WHAT IS EXPECTED:
Using the data below, return all lines in which "this" appears.

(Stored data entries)
┌──

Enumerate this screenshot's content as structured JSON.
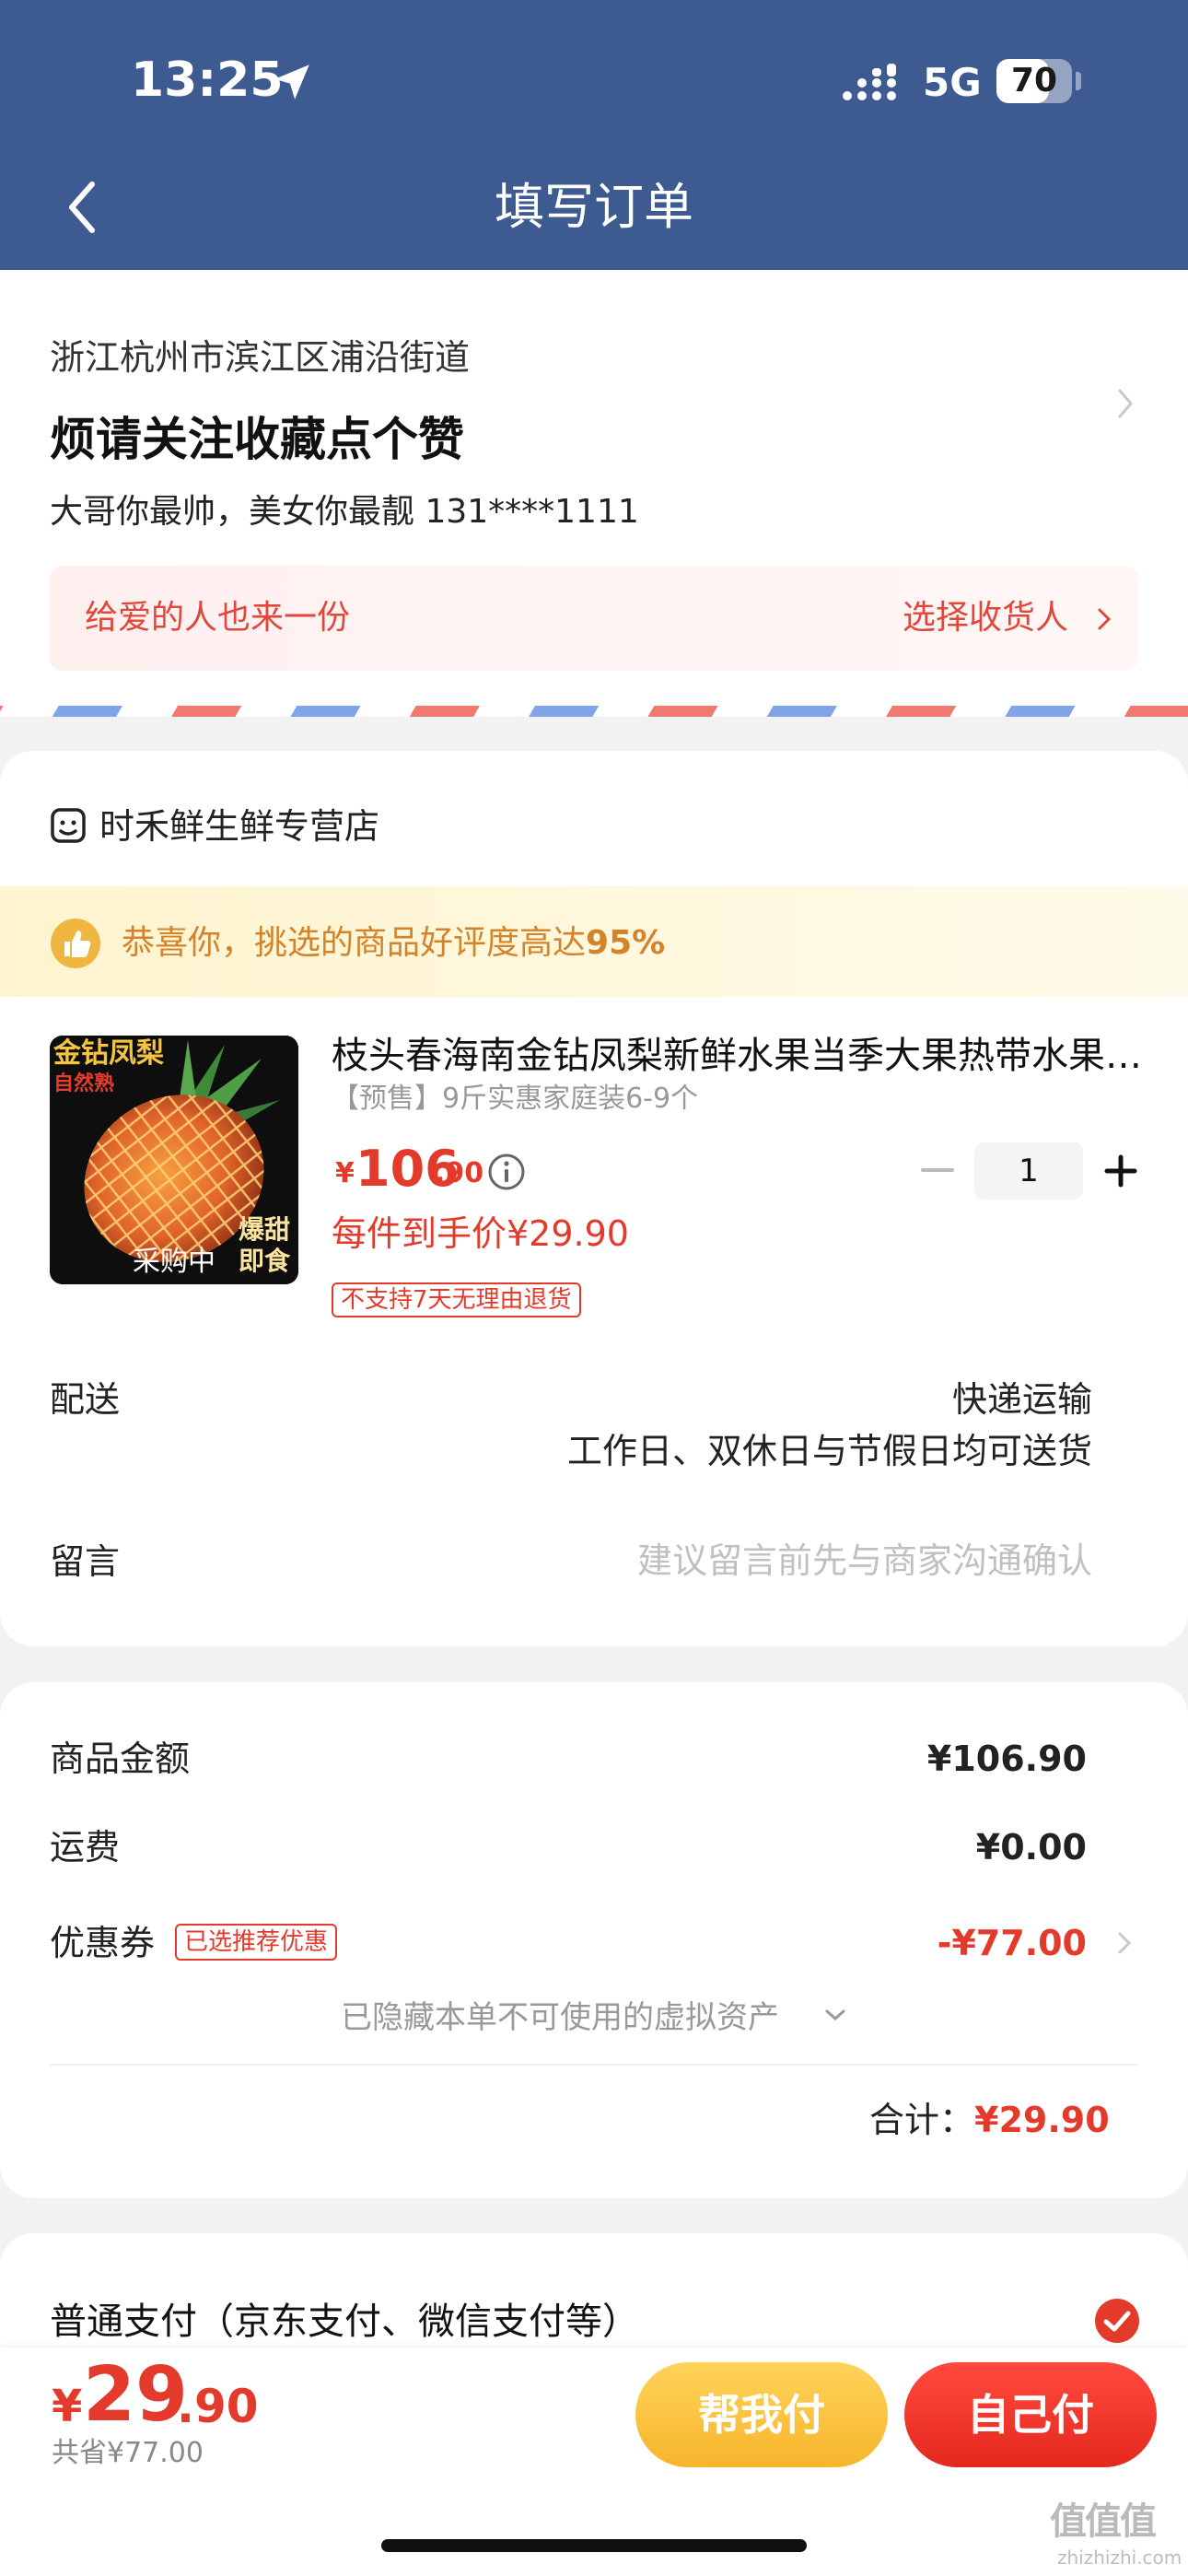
{
  "status_bar": {
    "time": "13:25",
    "network": "5G",
    "battery_text": "70",
    "battery_level": 0.7
  },
  "nav": {
    "title": "填写订单",
    "back_icon": "chevron-left-icon"
  },
  "address": {
    "region": "浙江杭州市滨江区浦沿街道",
    "detail": "烦请关注收藏点个赞",
    "contact": "大哥你最帅，美女你最靓  131****1111",
    "gift_text": "给爱的人也来一份",
    "gift_action": "选择收货人"
  },
  "store": {
    "name": "时禾鲜生鲜专营店",
    "promo": "恭喜你，挑选的商品好评度高达",
    "promo_value": "95%"
  },
  "product": {
    "image_tag_gold": "金钻凤梨",
    "image_tag_red": "自然熟",
    "image_badge": "爆甜即食",
    "image_status": "采购中",
    "title": "枝头春海南金钻凤梨新鲜水果当季大果热带水果…",
    "spec": "【预售】9斤实惠家庭装6-9个",
    "price_yen": "¥",
    "price_int": "106",
    "price_dec": ".90",
    "quantity": "1",
    "unit_price": "每件到手价¥29.90",
    "return_tag": "不支持7天无理由退货"
  },
  "delivery": {
    "label": "配送",
    "value": "快递运输",
    "note": "工作日、双休日与节假日均可送货"
  },
  "message": {
    "label": "留言",
    "placeholder": "建议留言前先与商家沟通确认"
  },
  "summary": {
    "goods_label": "商品金额",
    "goods_value": "¥106.90",
    "shipping_label": "运费",
    "shipping_value": "¥0.00",
    "coupon_label": "优惠券",
    "coupon_tag": "已选推荐优惠",
    "coupon_value": "-¥77.00",
    "hidden_note": "已隐藏本单不可使用的虚拟资产",
    "total_label": "合计：",
    "total_value": "¥29.90"
  },
  "payment": {
    "method": "普通支付（京东支付、微信支付等）"
  },
  "bottom": {
    "yen": "¥",
    "pay_int": "29",
    "pay_dec": ".90",
    "total_note": "共省¥77.00",
    "help_pay": "帮我付",
    "self_pay": "自己付"
  },
  "colors": {
    "header_bg": "#3d5a91",
    "accent_red": "#e33a2c",
    "promo_orange": "#d4832a",
    "help_yellow": "#f7b52b"
  },
  "watermark": {
    "text": "值值值",
    "sub": "zhizhizhi.com"
  }
}
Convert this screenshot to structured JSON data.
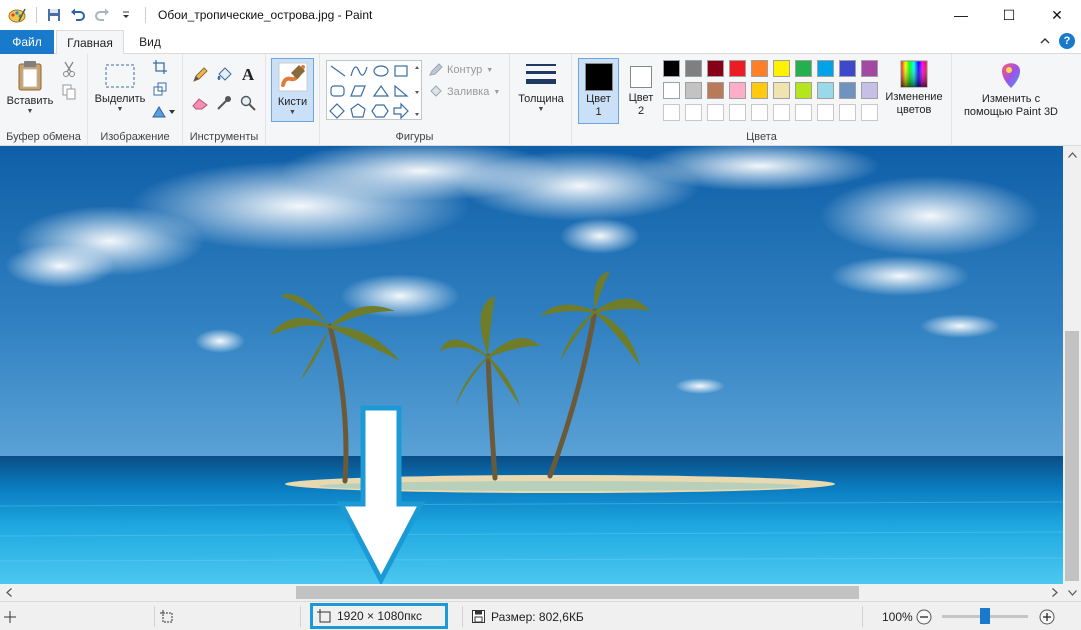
{
  "window": {
    "title": "Обои_тропические_острова.jpg - Paint",
    "minimize": "—",
    "maximize": "☐",
    "close": "✕"
  },
  "tabs": {
    "file": "Файл",
    "home": "Главная",
    "view": "Вид"
  },
  "help_label": "?",
  "ribbon": {
    "clipboard": {
      "label": "Буфер обмена",
      "paste": "Вставить"
    },
    "image": {
      "label": "Изображение",
      "select": "Выделить"
    },
    "tools": {
      "label": "Инструменты",
      "text_tool": "A"
    },
    "brushes": {
      "label": "Кисти"
    },
    "shapes": {
      "label": "Фигуры",
      "outline": "Контур",
      "fill": "Заливка"
    },
    "size": {
      "label": "Толщина"
    },
    "colors": {
      "label": "Цвета",
      "color1_line1": "Цвет",
      "color1_line2": "1",
      "color2_line1": "Цвет",
      "color2_line2": "2",
      "color1": "#000000",
      "color2": "#ffffff",
      "palette_row1": [
        "#000000",
        "#7f7f7f",
        "#880015",
        "#ed1c24",
        "#ff7f27",
        "#fff200",
        "#22b14c",
        "#00a2e8",
        "#3f48cc",
        "#a349a4"
      ],
      "palette_row2": [
        "#ffffff",
        "#c3c3c3",
        "#b97a57",
        "#ffaec9",
        "#ffc90e",
        "#efe4b0",
        "#b5e61d",
        "#99d9ea",
        "#7092be",
        "#c8bfe7"
      ],
      "edit_line1": "Изменение",
      "edit_line2": "цветов"
    },
    "paint3d": {
      "line1": "Изменить с",
      "line2": "помощью Paint 3D"
    }
  },
  "status": {
    "dimensions": "1920 × 1080пкс",
    "size": "Размер: 802,6КБ",
    "zoom": "100%",
    "zoom_level_fraction": 0.5
  },
  "accent": "#1979ca",
  "highlight": "#1c9ad6"
}
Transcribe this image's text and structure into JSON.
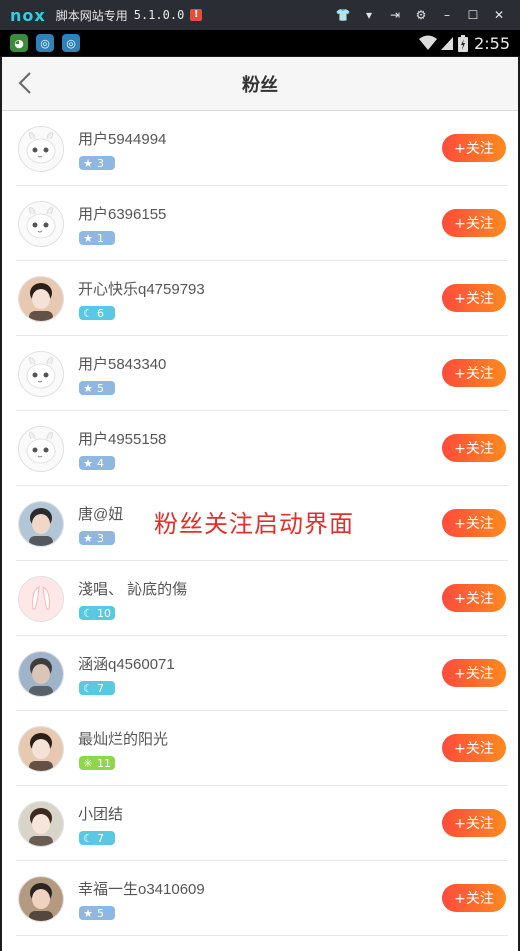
{
  "emulator": {
    "logo": "nox",
    "title": "脚本网站专用",
    "version": "5.1.0.0",
    "warn": "!"
  },
  "status_bar": {
    "time": "2:55"
  },
  "header": {
    "title": "粉丝"
  },
  "overlay": {
    "text": "粉丝关注启动界面"
  },
  "colors": {
    "badge_star": "#8fb7df",
    "badge_moon": "#5ac8e0",
    "badge_sun": "#8fd64a",
    "follow_start": "#ff4b3b",
    "follow_end": "#ff8a1e"
  },
  "follow_label": "+关注",
  "fans": [
    {
      "name": "用户5944994",
      "badge_icon": "star-icon",
      "level": "3",
      "avatar": "default"
    },
    {
      "name": "用户6396155",
      "badge_icon": "star-icon",
      "level": "1",
      "avatar": "default"
    },
    {
      "name": "开心快乐q4759793",
      "badge_icon": "moon-icon",
      "level": "6",
      "avatar": "photo"
    },
    {
      "name": "用户5843340",
      "badge_icon": "star-icon",
      "level": "5",
      "avatar": "default"
    },
    {
      "name": "用户4955158",
      "badge_icon": "star-icon",
      "level": "4",
      "avatar": "default"
    },
    {
      "name": "唐@妞",
      "badge_icon": "star-icon",
      "level": "3",
      "avatar": "photo"
    },
    {
      "name": "淺唱、 訫底的傷",
      "badge_icon": "moon-icon",
      "level": "10",
      "avatar": "bunny"
    },
    {
      "name": "涵涵q4560071",
      "badge_icon": "moon-icon",
      "level": "7",
      "avatar": "photo"
    },
    {
      "name": "最灿烂的阳光",
      "badge_icon": "sun-icon",
      "level": "11",
      "avatar": "photo"
    },
    {
      "name": "小团结",
      "badge_icon": "moon-icon",
      "level": "7",
      "avatar": "photo"
    },
    {
      "name": "幸福一生o3410609",
      "badge_icon": "star-icon",
      "level": "5",
      "avatar": "photo"
    }
  ]
}
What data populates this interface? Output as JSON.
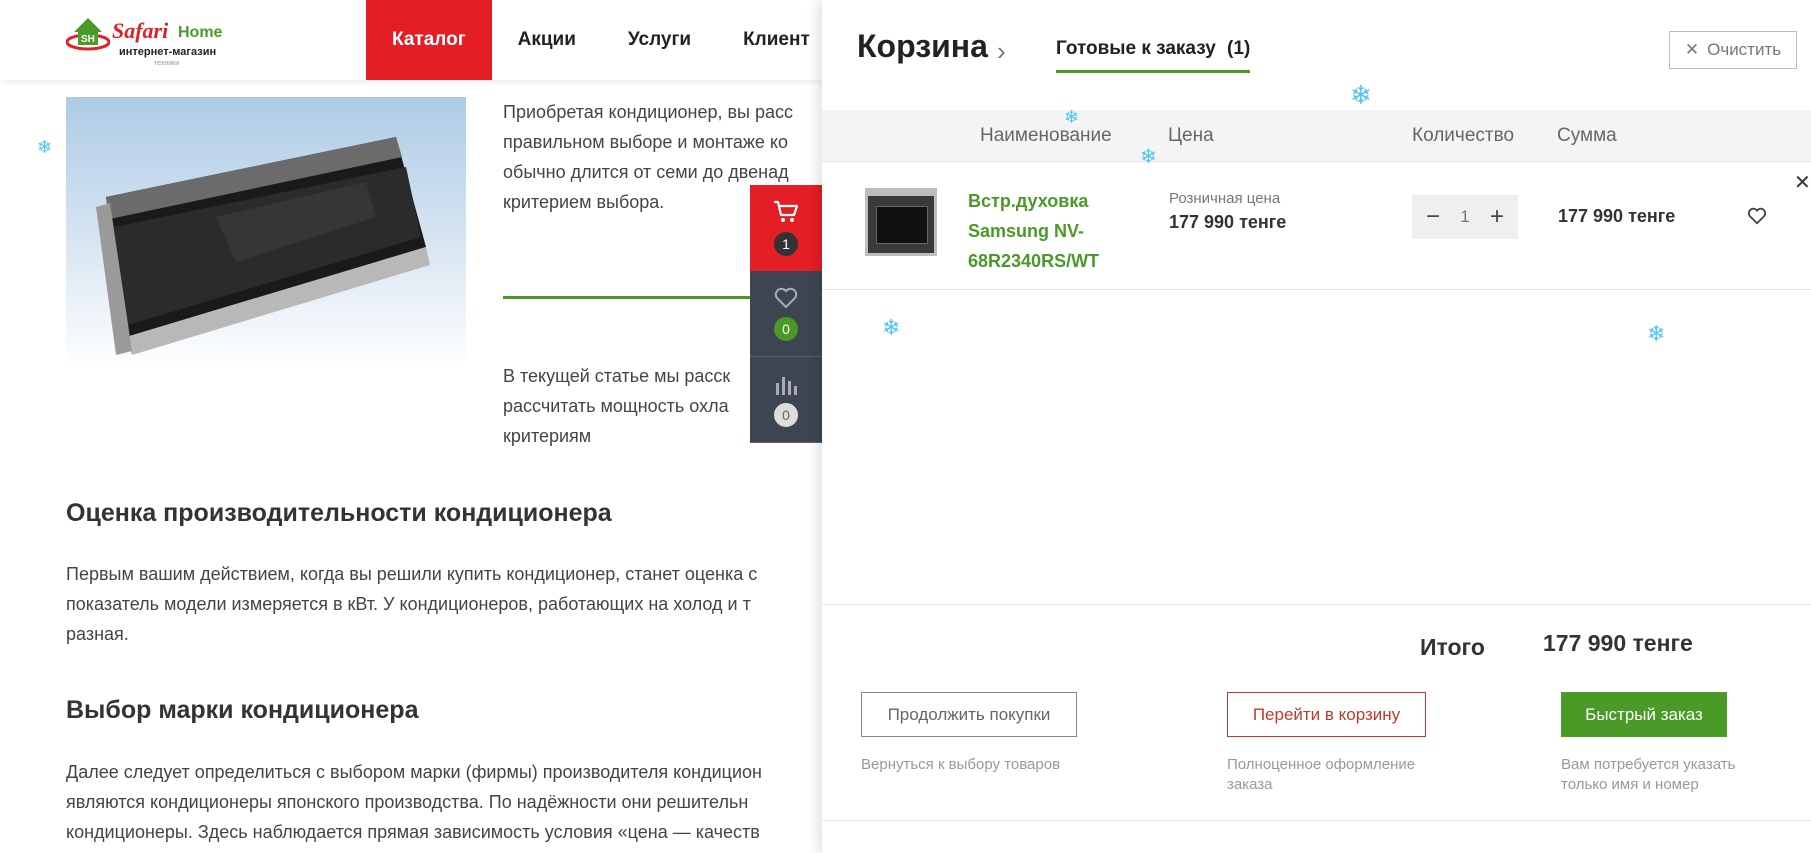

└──

EXPECTED ANSWER:
Enumerate this screenshot's content as structured JSON.
Convert this screenshot to structured JSON data.
Transcribe this image's text and structure into JSON.
What data populates this interface? Output as JSON.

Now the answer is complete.